#### [WHAT IS REQUIRED]
Search each line below for the word "Media" and list those that contain it.

#### [ENTRIES SUPPLIED]
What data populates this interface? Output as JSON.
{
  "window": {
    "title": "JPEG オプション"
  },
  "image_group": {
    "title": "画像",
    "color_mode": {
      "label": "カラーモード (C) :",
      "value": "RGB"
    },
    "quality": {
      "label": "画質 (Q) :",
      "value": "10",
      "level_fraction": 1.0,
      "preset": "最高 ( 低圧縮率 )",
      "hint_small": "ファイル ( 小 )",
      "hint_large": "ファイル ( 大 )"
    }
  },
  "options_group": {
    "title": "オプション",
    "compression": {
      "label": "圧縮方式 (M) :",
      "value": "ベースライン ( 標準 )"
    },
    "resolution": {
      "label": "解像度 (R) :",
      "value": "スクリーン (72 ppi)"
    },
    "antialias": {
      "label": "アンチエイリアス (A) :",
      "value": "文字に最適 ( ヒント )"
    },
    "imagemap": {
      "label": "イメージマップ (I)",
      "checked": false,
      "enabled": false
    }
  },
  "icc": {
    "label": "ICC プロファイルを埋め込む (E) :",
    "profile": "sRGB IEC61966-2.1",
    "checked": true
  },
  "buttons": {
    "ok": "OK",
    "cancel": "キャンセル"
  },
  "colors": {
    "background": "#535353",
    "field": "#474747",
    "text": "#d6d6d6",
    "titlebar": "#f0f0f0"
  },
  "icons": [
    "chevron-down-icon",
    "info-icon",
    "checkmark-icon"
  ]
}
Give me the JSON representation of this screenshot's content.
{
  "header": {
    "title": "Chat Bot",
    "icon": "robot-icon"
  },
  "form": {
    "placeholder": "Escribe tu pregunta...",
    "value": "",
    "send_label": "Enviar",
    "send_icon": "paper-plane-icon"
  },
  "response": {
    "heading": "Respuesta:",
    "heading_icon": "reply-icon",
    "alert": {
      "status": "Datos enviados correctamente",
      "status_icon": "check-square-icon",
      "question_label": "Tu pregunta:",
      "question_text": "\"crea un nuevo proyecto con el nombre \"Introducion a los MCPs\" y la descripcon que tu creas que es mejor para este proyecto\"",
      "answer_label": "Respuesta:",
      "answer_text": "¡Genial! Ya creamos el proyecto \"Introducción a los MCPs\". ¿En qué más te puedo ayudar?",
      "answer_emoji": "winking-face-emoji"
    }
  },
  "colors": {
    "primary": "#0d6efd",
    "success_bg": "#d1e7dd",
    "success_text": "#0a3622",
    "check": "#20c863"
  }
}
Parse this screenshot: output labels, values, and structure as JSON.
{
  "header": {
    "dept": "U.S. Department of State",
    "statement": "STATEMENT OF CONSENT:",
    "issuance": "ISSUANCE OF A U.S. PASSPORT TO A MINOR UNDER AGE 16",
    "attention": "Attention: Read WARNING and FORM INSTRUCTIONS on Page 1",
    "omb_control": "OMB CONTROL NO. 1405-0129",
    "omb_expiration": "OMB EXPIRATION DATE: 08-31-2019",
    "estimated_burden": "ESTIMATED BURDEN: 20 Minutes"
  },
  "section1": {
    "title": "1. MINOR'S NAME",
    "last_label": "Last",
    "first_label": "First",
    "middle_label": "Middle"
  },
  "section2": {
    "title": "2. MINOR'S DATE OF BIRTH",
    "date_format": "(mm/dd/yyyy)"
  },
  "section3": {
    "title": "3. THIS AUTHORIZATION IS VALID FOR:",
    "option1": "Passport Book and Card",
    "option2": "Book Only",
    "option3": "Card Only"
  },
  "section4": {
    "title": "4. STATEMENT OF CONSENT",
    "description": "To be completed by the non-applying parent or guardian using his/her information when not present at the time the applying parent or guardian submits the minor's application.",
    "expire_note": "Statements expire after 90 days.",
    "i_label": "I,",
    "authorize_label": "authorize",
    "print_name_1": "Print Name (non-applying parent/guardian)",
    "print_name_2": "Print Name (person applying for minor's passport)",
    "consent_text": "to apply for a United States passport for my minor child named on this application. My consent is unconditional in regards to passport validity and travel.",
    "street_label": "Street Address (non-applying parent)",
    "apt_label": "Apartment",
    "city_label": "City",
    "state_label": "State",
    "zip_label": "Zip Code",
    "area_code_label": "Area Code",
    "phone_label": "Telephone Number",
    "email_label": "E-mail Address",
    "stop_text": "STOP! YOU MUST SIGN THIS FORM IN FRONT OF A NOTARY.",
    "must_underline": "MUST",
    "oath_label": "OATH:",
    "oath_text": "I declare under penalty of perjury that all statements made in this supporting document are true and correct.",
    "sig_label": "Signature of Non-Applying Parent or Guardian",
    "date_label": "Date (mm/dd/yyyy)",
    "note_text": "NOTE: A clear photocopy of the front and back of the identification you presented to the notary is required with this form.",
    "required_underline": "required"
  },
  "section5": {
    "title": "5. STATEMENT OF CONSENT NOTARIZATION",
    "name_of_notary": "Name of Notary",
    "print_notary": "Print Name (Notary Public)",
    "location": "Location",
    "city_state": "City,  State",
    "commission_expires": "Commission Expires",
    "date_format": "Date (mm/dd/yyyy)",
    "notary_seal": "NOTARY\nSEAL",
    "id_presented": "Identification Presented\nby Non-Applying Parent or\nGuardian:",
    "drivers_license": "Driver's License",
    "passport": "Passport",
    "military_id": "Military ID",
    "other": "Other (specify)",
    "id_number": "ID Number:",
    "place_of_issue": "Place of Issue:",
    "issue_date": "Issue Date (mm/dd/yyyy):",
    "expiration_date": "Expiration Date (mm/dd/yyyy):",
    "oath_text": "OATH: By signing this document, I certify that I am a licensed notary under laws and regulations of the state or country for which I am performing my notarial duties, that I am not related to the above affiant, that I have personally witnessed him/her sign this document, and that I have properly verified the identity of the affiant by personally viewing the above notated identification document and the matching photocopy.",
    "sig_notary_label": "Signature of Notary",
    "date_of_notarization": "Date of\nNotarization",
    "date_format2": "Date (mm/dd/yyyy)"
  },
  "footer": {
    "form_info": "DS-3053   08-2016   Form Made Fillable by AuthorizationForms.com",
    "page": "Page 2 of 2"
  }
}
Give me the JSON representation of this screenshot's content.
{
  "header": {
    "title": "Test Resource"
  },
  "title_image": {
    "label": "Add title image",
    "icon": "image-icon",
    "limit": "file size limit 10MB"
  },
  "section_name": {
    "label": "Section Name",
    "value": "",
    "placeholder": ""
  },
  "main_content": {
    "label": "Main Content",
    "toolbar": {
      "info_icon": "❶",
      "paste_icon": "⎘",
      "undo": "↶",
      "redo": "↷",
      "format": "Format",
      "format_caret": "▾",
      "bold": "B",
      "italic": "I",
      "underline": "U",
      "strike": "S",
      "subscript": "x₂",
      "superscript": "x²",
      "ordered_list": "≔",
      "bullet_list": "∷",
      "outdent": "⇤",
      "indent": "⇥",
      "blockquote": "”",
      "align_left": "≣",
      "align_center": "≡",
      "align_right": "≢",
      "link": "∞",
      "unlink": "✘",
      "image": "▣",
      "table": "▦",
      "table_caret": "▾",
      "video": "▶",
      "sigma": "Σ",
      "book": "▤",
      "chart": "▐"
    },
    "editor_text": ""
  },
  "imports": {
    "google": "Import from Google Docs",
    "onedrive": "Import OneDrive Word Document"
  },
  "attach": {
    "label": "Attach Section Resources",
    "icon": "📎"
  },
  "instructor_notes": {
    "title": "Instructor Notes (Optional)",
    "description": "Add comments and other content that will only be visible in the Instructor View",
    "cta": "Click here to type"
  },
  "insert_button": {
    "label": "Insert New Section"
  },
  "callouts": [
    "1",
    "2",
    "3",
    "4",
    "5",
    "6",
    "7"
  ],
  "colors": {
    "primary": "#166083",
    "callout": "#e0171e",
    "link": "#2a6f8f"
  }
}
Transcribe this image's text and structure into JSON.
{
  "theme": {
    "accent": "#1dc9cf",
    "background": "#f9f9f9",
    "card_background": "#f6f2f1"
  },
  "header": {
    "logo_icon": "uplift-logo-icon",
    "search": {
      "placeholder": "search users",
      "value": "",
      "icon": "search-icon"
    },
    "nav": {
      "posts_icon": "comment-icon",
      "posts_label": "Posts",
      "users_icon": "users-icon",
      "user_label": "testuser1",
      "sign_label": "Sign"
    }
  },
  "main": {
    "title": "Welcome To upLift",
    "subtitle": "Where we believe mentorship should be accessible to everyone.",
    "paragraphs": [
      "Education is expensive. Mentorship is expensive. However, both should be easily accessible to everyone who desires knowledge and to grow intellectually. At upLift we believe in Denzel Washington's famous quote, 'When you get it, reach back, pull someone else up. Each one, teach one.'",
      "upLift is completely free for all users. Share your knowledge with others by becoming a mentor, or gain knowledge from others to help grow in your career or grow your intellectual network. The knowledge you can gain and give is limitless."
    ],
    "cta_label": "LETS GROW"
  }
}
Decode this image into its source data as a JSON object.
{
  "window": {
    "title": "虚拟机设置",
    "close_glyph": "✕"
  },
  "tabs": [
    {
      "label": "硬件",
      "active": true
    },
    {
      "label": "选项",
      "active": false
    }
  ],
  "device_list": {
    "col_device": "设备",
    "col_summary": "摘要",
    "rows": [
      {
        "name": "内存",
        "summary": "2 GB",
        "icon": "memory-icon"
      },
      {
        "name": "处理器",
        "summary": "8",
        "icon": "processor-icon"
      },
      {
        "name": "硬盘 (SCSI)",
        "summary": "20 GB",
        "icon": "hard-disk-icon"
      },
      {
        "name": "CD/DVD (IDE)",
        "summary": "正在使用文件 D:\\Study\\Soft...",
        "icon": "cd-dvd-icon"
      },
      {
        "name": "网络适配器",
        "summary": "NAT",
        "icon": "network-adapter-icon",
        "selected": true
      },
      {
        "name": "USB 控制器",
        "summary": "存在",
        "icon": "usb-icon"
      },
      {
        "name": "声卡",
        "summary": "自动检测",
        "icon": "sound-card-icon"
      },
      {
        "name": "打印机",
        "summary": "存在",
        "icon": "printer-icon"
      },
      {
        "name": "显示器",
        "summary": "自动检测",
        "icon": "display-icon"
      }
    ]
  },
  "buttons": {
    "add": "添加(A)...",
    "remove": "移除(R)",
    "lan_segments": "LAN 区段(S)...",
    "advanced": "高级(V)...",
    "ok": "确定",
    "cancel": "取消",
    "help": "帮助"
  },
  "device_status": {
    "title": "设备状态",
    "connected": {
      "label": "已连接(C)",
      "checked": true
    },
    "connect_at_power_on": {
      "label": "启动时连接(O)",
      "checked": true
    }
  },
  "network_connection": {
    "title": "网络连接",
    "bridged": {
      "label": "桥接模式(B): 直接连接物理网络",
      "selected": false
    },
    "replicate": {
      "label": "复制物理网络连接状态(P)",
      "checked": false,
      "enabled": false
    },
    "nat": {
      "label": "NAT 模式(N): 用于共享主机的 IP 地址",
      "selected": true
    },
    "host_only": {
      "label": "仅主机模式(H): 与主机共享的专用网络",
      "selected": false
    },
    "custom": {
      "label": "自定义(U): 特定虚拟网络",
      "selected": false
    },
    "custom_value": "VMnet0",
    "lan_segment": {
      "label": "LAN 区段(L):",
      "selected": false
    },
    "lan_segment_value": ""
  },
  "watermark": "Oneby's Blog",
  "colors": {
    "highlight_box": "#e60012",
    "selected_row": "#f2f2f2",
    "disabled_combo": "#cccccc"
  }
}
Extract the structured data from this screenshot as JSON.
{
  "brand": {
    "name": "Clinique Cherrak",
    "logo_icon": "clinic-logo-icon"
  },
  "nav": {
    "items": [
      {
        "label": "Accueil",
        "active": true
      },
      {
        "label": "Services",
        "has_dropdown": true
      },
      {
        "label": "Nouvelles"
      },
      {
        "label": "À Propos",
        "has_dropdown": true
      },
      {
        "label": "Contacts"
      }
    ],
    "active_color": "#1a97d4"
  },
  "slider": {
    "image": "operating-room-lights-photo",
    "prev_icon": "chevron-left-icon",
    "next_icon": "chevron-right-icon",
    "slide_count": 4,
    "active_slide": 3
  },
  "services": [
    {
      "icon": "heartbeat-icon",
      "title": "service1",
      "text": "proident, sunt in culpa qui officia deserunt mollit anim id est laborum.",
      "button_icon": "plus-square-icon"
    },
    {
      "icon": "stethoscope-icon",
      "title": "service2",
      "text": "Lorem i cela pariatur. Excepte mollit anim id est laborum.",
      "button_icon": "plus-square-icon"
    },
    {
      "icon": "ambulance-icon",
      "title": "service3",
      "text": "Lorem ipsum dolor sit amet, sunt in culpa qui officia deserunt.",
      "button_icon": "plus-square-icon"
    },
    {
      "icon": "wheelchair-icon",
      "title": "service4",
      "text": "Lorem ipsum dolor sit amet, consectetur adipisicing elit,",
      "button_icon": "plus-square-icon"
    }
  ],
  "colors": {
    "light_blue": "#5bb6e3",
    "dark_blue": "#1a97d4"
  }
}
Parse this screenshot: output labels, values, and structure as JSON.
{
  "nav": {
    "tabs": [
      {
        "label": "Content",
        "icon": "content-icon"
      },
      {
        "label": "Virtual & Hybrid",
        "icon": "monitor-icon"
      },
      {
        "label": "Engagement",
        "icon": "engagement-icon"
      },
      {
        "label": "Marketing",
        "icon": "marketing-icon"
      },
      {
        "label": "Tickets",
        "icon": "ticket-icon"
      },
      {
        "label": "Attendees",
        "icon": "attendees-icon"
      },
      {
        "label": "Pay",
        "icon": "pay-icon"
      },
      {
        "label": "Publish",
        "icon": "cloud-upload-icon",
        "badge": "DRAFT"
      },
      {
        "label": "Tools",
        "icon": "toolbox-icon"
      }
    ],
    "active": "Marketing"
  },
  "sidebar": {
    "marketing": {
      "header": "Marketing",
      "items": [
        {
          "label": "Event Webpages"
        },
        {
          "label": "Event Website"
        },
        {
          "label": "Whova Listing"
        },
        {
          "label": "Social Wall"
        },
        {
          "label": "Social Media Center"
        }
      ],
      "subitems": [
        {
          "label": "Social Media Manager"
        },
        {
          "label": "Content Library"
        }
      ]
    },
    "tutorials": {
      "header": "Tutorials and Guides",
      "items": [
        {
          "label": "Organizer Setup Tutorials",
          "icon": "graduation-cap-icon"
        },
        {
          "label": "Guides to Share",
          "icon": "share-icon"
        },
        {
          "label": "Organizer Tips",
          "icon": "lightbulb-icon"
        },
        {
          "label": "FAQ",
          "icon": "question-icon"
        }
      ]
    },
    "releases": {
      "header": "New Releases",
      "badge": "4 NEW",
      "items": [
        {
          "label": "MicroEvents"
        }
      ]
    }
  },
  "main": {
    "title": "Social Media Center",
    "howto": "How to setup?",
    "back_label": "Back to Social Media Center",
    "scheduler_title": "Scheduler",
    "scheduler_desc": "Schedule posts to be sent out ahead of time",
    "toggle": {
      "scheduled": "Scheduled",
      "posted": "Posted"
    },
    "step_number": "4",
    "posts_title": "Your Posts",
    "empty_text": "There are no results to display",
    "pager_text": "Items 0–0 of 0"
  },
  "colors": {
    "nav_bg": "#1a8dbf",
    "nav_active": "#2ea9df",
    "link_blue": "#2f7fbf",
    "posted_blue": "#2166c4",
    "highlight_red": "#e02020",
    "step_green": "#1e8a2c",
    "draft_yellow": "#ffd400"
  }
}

#### [RESULT]
          "label": "Social Media Center"
          "label": "Social Media Manager"
    "title": "Social Media Center",
    "back_label": "Back to Social Media Center",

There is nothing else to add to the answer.